the representation is correct at any time.
But, there is another meaning we want to give to dynamic behavior: the ability of the
GUI to be modified and adapted at will. Users should be allowed, if they want to, to
rearrange, move or resize any UI element. When a element can be represented in many ways
visually, users should be allowed to change the representation (for e.g., changing from
a drop down to a list, or back to a set of radio buttons, and so on).
Note though, that we don't want users to change the UI by mistake; nor we want UIs to be
so poor that users will want to change them. We are simply stating that, should a user

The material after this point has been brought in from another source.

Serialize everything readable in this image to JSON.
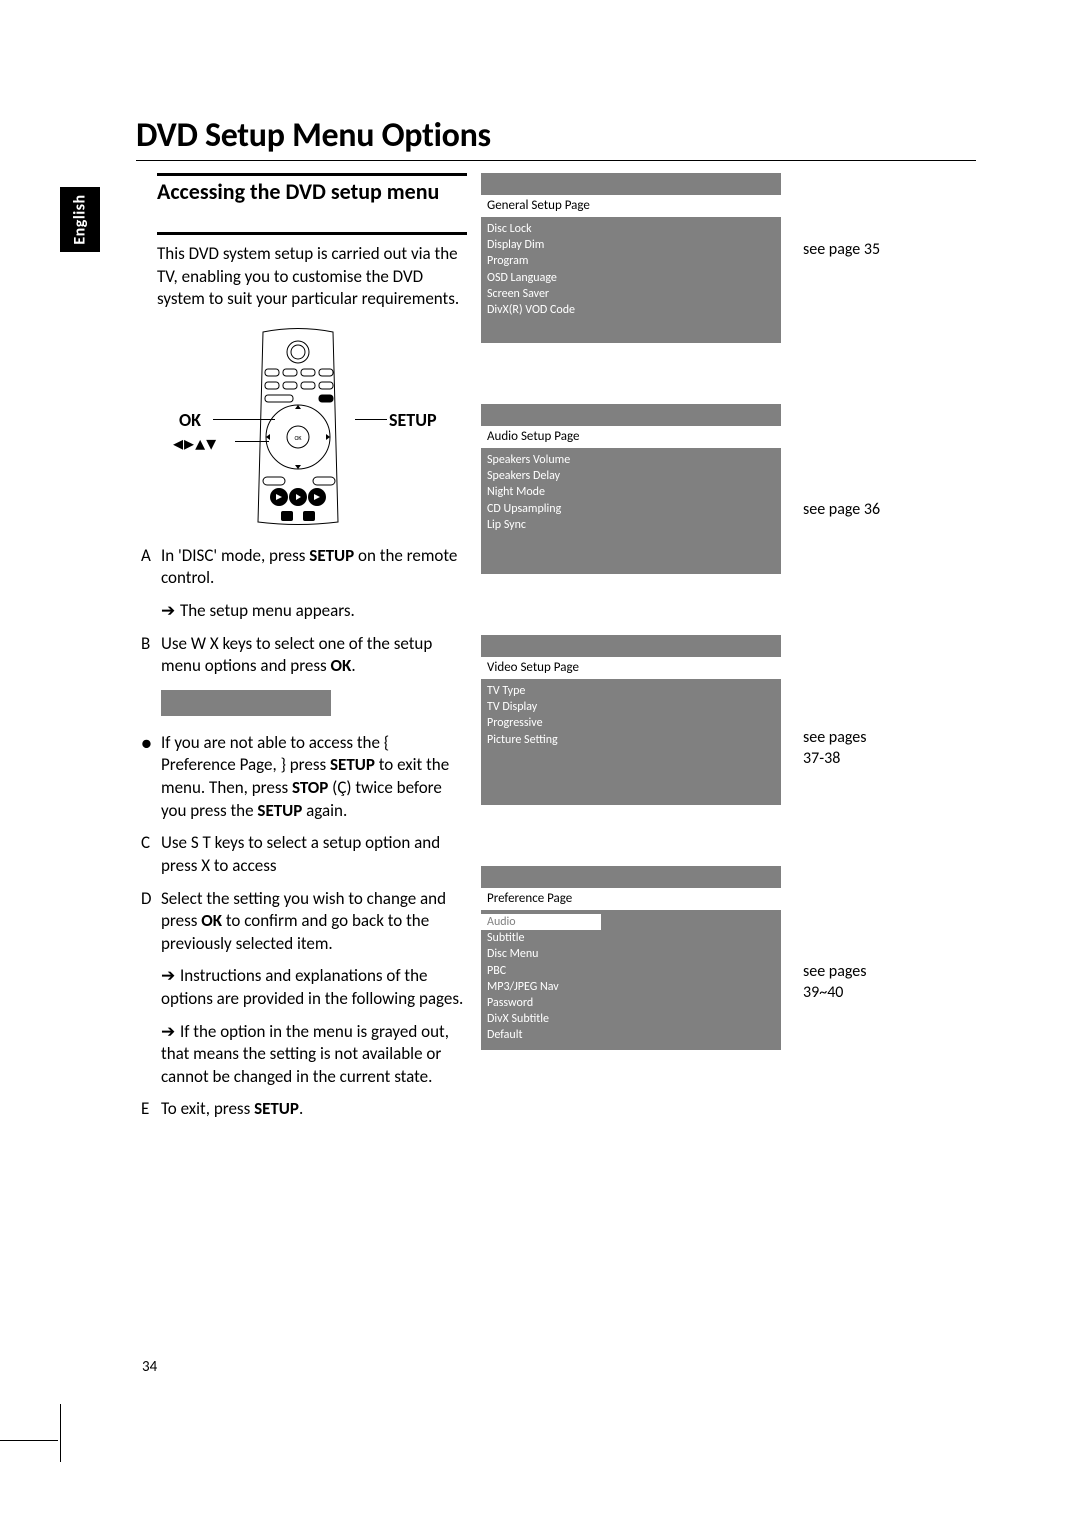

want to change the GUI to better fit with her preferences, she should be able to. We want
reflective user interfaces, that is, ones that are able to edit themselves.
4. Three dialects

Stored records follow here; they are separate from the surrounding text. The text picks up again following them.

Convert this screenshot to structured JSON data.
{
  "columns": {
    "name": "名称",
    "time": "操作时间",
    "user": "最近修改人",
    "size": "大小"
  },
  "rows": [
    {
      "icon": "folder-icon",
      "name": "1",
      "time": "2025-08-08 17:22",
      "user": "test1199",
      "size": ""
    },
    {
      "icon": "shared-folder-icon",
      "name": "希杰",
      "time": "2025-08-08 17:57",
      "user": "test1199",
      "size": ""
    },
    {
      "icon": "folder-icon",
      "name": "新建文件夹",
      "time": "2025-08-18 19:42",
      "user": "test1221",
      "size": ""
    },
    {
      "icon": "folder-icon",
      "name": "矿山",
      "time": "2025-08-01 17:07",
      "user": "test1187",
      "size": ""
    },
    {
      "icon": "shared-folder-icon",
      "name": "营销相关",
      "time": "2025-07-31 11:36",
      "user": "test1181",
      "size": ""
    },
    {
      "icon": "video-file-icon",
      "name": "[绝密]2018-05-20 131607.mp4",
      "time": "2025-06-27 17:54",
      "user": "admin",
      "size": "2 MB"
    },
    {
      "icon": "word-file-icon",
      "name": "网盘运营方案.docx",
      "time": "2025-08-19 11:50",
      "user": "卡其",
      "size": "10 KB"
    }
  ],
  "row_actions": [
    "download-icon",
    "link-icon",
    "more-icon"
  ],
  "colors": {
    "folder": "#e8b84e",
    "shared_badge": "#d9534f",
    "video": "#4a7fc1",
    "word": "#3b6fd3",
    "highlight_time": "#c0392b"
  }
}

To achieve the long term goals, while being able to use our work for Quilt too,
we need to create three different dialects; one dialect for creating "widgets" (like
with the current STYLIZE dialect; this one won't be useful for Quilt), one
for creating GUI layouts (like with the current LAYOUT dialect; this could be used
for Quilt too, at least for static UIs), and the third to interface applications with the
Since we want to abstract the application logic from the GUI code, applications should
not use the layout dialect directly; they should instead use the third dialect, which
we can call "UI definition dialect". Apps will not specify the layout or the kind of user
interface; they will just specify what data (events) they need. For example, if an
app needs to ask the user to input her first name, last name and email address, it could
use something along the lines of:
request 'personal-data [
first-name: "First name:" string!
last-name: "Last name:" string!
email: "EMail address:" email!
The app does not care about how the information is being requested to the user: this
is to be defined by the "UI layout dialect". If no layout has been defined, the
system could create a default one, using simple rules (fields for strings and emails,
OK and Cancel buttons, and so on; the strings provided could in this case be used
for labels); this way the above is sufficient to get the app running.
(And, it could also easily fall back to a text only input if View capability is not
To define the UI layout, it would be possible to use something along the lines of:
define-layout 'personal-data [
text "Please enter the following information:" return
label "First name:" first-name: field return
label "Last name:" last-name: field return
label "EMail address:" email: field return
group [ok-button: button "OK" cancel-button: button "Cancel"]
or, for the buttons, maybe something like:
group [button "OK" [ok-action] button "Cancel" [cancel-action]]
The layout model that seems the most suitable both for View and Quilt is a table
layout model, similar to the HTML table model. Cells are created from left to right,
with the RETURN keyword ending a row. Cells are always aligned; the dialect should allow
specifying the alignment of the contents of each cell (in case it can't resize to fit),
as well as the resizing weight of each row and column. Cells can contain subtables, like
the GROUP keyword above indicates: so the above layout is made of three rows containing one
cell each; the first cell contains some text, the second contains a subtable of three rows
with two cells each, and the third contains a subtable of one row with two cells. (If the buttons
were in the same group as the fields, the OK button would have been aligned with the labels
and the Cancel button would have been aligned with the fields, which is probably not what you want;
also, you may not want the labels to resize, while the OK button should.)
Note that, in View, there is no reason for GROUP to create a face (or GOB); it's just needed
to define the position and size of the elements. In case the subtable should be rendered in
its own face, it would be possible to use the PANEL keyword (so you can define borders, background,
and so on).
The "widget definition dialect", that for obvious reasons can't be shared with Quilt,
should be able to define how to render each widget (what faces/GOBs need to be created
and so on), and how it should respond to events and so on. We're not entering into the
details now, because many details of View 3.0 are not defined yet.